Your answer must be every line of the data below that holds the string "color", copied exactly.

---

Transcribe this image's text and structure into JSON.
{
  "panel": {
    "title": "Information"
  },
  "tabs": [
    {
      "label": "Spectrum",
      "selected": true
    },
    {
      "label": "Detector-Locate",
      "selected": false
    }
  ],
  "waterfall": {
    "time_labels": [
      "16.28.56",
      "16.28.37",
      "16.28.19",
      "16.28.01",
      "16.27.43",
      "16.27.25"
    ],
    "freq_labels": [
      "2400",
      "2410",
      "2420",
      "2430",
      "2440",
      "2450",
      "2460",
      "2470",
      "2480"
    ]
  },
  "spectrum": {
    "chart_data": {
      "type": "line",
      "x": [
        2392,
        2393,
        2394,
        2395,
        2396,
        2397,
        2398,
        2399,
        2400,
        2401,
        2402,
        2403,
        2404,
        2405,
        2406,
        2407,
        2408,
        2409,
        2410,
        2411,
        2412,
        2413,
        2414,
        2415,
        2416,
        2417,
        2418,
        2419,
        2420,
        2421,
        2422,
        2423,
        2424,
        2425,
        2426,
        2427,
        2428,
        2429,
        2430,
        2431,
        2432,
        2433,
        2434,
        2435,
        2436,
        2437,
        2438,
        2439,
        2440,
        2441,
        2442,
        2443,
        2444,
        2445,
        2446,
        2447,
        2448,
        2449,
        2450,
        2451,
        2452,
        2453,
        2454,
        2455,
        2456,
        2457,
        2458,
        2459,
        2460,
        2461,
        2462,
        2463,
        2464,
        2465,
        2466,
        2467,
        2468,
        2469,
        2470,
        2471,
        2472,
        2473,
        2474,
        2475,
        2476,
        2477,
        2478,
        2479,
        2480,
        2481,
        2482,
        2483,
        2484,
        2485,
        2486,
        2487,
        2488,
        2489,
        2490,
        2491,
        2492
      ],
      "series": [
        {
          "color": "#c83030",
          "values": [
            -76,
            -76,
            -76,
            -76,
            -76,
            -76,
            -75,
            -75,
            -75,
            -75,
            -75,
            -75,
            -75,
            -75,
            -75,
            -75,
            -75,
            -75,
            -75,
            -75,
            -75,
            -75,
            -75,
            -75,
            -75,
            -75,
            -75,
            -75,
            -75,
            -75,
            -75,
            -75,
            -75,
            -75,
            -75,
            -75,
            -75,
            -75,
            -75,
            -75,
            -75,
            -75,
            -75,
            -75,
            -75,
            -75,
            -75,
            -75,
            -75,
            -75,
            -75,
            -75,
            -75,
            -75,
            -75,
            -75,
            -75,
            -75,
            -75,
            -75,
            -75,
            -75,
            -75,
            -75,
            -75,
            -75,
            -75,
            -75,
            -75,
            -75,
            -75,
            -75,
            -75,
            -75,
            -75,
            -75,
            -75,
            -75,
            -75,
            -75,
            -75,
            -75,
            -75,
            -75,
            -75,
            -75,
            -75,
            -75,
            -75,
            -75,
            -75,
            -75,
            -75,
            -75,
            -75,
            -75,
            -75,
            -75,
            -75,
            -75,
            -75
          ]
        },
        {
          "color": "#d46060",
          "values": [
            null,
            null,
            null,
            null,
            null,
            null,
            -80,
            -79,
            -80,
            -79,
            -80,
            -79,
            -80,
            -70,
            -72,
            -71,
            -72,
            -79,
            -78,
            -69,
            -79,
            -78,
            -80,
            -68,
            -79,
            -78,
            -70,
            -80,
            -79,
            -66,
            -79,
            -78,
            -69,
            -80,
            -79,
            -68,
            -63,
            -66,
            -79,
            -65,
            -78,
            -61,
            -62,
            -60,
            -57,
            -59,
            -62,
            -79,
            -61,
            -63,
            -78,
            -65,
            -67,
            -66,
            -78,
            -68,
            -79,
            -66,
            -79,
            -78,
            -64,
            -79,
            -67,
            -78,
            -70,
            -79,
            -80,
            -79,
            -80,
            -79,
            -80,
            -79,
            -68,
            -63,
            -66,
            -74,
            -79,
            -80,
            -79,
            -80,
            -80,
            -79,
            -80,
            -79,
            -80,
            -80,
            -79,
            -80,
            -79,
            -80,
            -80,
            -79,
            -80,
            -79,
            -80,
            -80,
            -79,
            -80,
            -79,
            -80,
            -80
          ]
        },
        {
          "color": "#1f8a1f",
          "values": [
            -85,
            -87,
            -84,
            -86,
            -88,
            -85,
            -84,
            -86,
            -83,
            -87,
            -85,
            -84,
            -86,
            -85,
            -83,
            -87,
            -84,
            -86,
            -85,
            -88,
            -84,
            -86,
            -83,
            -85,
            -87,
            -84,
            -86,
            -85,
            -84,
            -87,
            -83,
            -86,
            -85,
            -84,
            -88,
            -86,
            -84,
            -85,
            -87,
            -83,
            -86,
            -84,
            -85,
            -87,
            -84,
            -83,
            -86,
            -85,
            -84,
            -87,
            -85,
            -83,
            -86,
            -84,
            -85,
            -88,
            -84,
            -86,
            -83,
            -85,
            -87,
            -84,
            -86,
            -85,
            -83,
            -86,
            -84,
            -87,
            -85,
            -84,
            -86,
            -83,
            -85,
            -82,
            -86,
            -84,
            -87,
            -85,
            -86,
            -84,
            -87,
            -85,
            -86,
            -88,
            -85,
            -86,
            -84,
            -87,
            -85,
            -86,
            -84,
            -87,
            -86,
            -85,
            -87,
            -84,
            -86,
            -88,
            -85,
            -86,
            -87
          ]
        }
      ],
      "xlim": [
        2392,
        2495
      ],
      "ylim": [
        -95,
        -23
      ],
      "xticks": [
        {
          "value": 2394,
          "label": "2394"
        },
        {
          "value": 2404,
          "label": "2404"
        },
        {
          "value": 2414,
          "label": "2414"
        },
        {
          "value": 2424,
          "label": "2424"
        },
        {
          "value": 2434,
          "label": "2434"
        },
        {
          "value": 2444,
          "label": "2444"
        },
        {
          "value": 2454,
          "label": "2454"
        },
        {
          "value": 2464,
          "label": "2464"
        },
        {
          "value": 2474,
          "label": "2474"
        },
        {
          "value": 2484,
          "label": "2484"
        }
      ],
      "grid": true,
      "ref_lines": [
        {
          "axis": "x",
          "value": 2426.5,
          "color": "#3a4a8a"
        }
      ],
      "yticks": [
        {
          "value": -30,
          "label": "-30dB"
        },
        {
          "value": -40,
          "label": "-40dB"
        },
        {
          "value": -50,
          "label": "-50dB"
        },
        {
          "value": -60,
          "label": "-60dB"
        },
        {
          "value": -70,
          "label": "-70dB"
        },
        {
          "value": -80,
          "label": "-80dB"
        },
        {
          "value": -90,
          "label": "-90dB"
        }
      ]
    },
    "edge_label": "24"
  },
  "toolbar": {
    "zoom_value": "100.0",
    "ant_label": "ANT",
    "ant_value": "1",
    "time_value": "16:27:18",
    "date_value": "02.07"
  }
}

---

Problem solution>
          "color": "#c83030",
          "color": "#d46060",
          "color": "#1f8a1f",
          "color": "#3a4a8a"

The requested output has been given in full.